### Problem details
Keep only the lines that hold the string "reset", filtering out the rest of the entries below.
Start of Block
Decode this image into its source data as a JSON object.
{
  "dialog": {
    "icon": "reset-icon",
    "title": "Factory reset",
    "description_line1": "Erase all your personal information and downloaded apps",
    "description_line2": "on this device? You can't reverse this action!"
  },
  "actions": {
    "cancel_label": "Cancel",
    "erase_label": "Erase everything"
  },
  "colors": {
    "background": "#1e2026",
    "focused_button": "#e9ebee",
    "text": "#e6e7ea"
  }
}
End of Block
### Result for this exercise
    "icon": "reset-icon",
    "title": "Factory reset",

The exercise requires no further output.